Provided records Start Marker
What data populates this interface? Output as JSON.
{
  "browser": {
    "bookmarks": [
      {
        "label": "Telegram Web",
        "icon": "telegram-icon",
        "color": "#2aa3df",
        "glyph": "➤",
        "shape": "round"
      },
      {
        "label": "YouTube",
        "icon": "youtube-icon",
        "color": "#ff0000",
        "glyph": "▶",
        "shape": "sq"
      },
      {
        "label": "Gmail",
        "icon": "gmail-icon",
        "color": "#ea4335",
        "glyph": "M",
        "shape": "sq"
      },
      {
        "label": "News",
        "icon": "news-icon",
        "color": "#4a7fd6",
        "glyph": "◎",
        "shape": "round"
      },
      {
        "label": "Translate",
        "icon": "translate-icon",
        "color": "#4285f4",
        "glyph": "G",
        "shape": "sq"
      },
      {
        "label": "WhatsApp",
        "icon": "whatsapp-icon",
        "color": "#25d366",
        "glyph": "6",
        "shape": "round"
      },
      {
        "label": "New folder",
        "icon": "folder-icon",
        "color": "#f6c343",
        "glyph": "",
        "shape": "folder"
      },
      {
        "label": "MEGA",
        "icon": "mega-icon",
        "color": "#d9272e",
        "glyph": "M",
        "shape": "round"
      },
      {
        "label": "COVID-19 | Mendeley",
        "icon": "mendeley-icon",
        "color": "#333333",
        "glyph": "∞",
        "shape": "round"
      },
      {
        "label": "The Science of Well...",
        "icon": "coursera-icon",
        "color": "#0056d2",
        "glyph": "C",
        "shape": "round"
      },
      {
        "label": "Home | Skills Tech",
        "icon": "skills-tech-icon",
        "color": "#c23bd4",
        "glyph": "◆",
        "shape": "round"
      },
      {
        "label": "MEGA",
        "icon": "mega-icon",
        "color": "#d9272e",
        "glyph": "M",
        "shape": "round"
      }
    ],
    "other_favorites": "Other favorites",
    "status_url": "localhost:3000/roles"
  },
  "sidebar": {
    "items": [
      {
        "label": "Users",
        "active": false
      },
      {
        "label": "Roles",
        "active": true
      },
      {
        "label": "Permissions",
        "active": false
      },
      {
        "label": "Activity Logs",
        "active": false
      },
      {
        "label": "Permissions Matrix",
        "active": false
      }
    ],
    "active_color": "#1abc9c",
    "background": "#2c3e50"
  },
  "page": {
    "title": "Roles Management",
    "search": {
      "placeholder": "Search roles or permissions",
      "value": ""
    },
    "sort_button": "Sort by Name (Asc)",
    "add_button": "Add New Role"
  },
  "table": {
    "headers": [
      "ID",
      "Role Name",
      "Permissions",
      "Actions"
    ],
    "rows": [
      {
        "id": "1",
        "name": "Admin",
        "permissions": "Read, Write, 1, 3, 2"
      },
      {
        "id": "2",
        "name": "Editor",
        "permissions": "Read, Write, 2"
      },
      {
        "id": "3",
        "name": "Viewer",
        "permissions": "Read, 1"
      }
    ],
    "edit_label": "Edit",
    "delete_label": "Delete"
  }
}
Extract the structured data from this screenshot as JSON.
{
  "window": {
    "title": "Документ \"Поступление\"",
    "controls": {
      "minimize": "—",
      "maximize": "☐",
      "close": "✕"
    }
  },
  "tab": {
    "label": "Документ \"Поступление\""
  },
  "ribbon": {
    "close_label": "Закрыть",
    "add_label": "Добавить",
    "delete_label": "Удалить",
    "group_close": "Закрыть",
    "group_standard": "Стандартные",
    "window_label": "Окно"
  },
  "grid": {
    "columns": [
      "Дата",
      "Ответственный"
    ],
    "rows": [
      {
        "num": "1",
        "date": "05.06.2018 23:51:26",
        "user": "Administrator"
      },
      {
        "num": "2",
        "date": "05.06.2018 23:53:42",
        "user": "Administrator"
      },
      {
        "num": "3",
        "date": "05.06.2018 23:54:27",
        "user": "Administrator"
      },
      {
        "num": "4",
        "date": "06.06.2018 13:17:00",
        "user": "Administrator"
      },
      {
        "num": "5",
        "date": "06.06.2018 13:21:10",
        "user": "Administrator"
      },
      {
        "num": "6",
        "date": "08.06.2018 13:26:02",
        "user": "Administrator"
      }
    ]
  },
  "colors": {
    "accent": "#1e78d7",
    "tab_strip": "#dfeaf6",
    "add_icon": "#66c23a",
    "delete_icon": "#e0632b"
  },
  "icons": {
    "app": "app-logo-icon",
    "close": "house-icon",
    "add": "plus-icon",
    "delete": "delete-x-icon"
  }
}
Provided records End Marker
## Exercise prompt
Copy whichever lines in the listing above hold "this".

## Exercise output
What data populates this interface? Output as JSON.
Extract the structured data from this screenshot as JSON.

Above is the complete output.